In my project application, I wrote that I hoped to observe the built environment surrounding bus stops. I didn’t imagine that I would pass bus stops where people were actually building the built environment. Indeed, on the UCT field trip I took, I saw a number of people at bus stops assembling shacks for sale. Other memorable parts of the trip included dodging skoro skoros (sedan taxis) and minibuses, seeing live chickens for sale (at prices slightly higher than imported frozen chicken from Brazil), passing the agricultural areas of Philippi (which, thanks to the industrialized food system, sometimes have to plow their produce under despite being adjacent to areas with high levels of food insecurity), noting that streetlamps were lit during the day (to deter potential metal thieves with the threat of electrocution), and learning about Cape Town’s strained water supply system.

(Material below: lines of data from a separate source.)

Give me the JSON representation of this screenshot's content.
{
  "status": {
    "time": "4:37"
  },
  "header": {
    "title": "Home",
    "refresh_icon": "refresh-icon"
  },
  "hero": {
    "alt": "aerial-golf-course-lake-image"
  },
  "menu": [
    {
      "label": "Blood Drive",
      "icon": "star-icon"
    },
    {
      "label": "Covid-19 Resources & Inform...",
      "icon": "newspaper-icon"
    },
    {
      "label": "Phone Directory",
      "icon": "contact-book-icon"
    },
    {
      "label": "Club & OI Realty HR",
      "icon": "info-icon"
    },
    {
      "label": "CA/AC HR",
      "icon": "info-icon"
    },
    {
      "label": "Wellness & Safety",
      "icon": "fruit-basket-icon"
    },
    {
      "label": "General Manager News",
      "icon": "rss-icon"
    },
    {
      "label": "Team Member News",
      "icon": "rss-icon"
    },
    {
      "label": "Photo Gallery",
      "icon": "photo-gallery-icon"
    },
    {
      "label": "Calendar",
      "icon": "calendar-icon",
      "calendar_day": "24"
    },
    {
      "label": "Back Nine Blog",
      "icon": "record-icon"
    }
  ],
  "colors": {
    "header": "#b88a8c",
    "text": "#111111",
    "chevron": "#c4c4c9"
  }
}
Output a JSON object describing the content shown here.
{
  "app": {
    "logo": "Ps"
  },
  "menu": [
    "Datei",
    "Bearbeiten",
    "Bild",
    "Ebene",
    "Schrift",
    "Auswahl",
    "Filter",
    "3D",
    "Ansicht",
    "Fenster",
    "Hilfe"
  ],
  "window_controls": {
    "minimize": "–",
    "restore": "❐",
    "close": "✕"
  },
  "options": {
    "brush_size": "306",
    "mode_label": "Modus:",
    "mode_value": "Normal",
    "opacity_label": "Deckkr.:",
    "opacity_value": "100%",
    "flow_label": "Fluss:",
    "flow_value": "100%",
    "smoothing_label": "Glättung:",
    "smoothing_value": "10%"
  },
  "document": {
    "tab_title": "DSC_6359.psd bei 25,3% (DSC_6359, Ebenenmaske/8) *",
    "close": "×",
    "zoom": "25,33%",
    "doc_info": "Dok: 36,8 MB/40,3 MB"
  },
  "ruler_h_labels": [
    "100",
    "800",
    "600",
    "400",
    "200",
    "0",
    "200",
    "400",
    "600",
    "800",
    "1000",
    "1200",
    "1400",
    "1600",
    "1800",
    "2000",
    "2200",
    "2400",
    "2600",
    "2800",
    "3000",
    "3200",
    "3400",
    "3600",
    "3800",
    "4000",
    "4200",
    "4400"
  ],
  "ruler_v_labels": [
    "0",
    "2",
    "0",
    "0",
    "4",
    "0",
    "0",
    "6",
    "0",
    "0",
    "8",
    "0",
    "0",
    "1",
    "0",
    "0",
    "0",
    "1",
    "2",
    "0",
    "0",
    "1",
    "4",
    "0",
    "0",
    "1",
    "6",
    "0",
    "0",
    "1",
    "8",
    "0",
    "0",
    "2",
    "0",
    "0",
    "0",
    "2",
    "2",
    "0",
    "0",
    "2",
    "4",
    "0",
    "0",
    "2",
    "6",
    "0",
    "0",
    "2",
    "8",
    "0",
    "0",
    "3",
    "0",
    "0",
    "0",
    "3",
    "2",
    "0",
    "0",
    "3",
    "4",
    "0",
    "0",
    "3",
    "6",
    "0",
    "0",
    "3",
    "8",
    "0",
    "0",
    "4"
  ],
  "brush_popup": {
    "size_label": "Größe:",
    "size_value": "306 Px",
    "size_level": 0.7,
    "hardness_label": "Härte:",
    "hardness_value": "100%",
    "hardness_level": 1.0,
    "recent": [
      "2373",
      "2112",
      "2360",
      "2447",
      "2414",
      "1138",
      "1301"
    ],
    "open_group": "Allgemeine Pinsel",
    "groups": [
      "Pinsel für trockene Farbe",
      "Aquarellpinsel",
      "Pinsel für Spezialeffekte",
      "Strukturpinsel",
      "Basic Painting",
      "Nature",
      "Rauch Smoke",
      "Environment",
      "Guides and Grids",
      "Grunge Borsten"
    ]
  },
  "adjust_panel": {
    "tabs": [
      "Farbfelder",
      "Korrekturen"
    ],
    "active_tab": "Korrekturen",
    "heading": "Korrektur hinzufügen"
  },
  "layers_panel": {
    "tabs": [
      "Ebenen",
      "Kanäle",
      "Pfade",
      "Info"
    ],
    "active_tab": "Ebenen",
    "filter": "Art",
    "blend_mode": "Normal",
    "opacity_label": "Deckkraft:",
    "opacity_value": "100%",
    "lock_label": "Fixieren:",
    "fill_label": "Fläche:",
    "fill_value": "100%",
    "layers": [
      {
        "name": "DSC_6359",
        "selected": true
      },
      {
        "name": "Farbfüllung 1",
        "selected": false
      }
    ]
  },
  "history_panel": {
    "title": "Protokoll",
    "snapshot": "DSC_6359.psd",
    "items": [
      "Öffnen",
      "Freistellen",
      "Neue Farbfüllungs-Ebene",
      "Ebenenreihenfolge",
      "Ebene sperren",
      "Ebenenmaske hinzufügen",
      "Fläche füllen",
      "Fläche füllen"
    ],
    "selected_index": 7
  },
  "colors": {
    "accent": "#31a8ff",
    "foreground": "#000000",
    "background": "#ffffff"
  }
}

View Field Trip in a larger map
The wood and corrugated metal shacks for sale at the bus stops stick in my mind most clearly. People can buy a shack, cart it to an empty plot along a freeway right-of-way or in someone’s backyard, and move in that afternoon. With a severe housing deficit in the Western Cape, this relatively inexpensive, flexible housing expands to fill all available space in the Cape Flats. When a family receives government housing (almost exclusively single-family units on relatively large lots), they immediately seek to rent out the space in their yard. This practice helps explains why the population densities in places like Khayelitsha are some of the highest in the region. Khayelitsha struck me as a much more sensible name than some of the surrounding neighborhoods, which have apartheid-era names like Village 2 and Site C. I eventually learned that Khayelitsha, Xhosa for “New Home,” stems from the same history; when they were forced to relocate to the township, people referred to it as their new home.
The bus stop house shop initially struck me as being quite whimsical. Selling the shacks seemed like an interesting example of entrepreneurship and resourcefulness. The informal settlements comprised of these shacks are home to notable organizing (with Shack and Slum Dwellers International being one example). But slow delivery of basic services like roads, water, and electricity means that these matchbox dwellings are often deadly.
Generated by Facebook Photo Fetcher
Next year, I will be living in Dana. The dorm has a great location, close to classes and directly adjacent to the Crum Woods. Click here for an aerial view. The large number of trees makes my sister Quinn think it’s an Ewok village.
I don’t see how that’s a bad thing. I’m quite the fan of Ewoks…